[Web page and app entries]
####################
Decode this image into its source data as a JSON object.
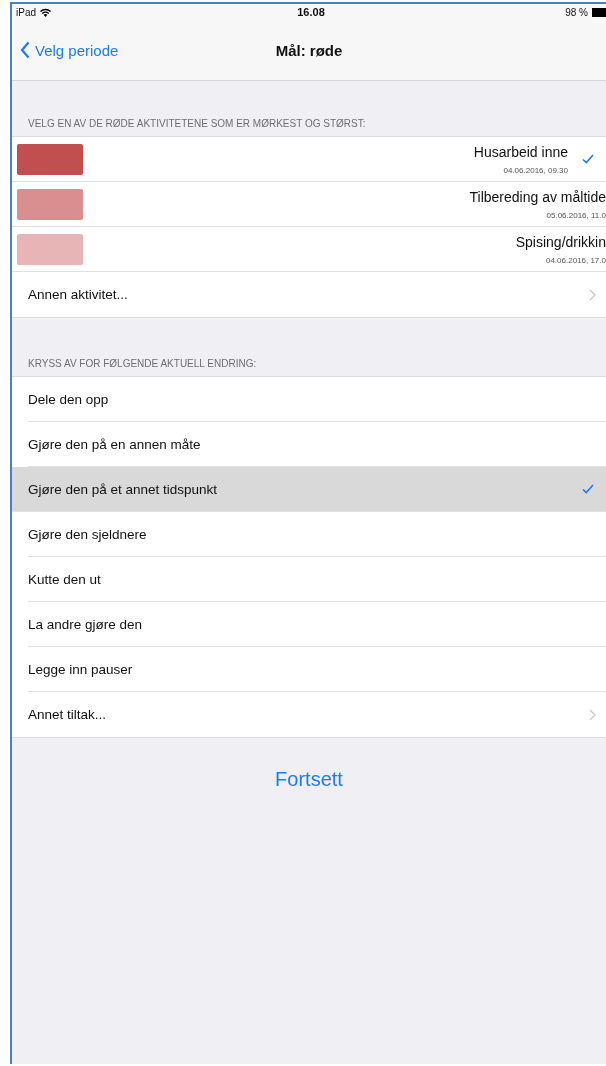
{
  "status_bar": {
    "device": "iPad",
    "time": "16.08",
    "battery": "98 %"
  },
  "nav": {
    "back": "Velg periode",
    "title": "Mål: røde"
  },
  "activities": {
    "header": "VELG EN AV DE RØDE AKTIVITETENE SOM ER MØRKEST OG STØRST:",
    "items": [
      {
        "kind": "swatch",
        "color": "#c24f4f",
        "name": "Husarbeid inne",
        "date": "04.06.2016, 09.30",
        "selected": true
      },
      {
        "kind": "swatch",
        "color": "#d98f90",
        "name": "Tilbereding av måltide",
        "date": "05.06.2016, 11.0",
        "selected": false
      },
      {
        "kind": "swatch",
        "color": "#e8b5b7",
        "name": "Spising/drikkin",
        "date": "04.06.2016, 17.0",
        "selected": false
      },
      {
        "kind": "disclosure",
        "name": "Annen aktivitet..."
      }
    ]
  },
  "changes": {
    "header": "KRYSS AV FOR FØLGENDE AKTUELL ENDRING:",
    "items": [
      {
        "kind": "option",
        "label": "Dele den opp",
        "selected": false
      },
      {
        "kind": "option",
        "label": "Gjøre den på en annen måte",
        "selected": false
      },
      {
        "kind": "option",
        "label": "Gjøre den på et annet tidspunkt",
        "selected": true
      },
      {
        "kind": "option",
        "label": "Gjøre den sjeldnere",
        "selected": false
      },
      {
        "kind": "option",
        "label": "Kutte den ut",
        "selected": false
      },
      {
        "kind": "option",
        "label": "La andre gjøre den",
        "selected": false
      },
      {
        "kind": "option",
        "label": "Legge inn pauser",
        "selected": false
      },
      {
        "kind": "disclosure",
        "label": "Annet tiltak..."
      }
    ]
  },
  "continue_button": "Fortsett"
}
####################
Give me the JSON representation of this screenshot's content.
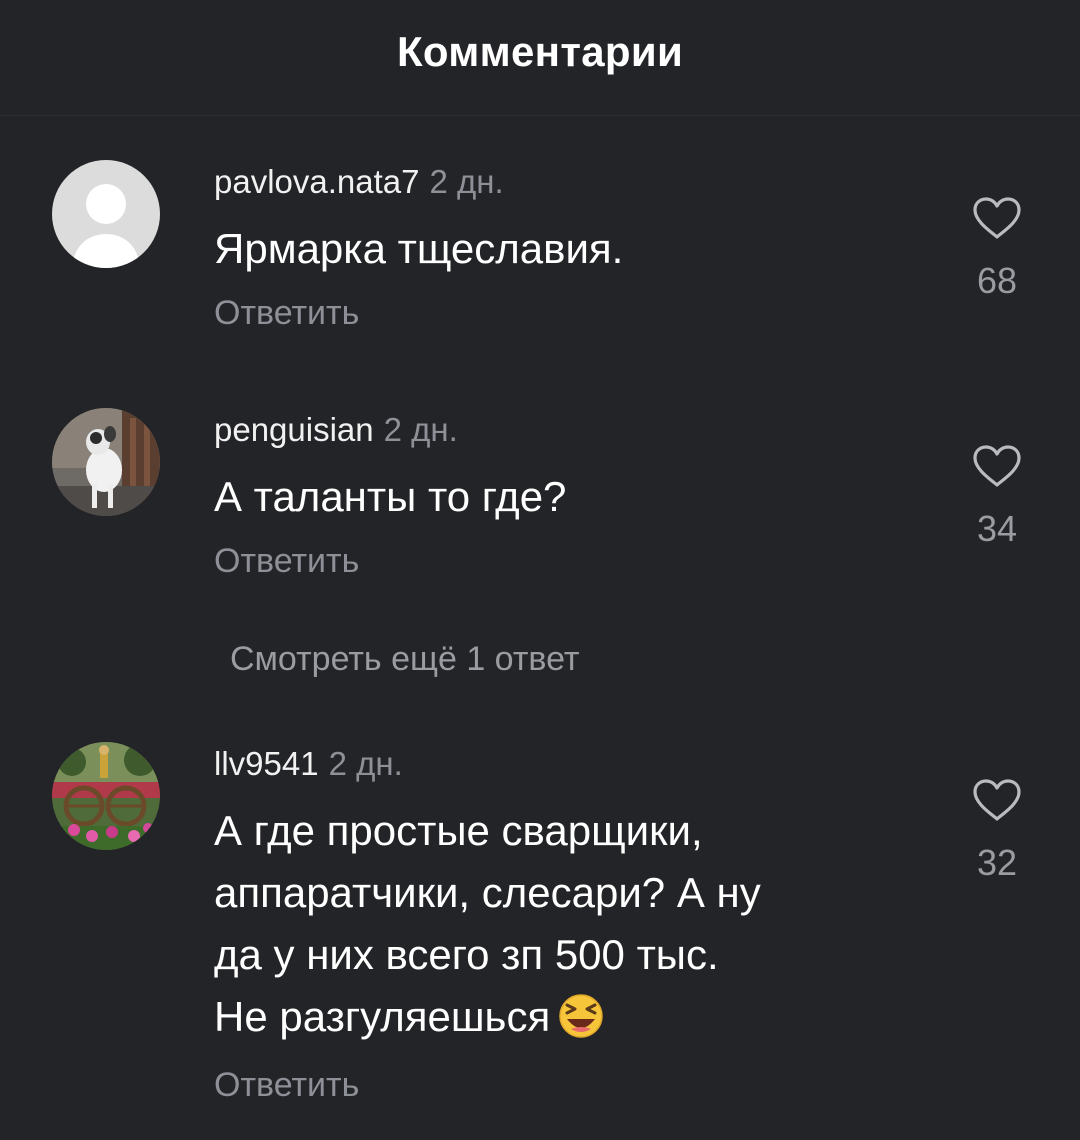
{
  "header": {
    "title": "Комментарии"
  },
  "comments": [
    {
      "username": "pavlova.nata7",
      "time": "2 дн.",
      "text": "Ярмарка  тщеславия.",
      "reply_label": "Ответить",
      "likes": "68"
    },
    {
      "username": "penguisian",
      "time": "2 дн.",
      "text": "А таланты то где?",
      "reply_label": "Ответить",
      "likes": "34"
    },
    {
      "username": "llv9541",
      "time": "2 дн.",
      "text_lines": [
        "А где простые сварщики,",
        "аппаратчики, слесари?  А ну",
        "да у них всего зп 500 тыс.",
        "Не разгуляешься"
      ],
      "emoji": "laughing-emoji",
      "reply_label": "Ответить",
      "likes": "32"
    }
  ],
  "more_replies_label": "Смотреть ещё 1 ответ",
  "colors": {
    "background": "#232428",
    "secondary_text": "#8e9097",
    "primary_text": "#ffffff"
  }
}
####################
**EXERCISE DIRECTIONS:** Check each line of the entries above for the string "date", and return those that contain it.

**ANSWER BOX:**
        "date": "04.06.2016, 09.30",
        "date": "05.06.2016, 11.0",
        "date": "04.06.2016, 17.0",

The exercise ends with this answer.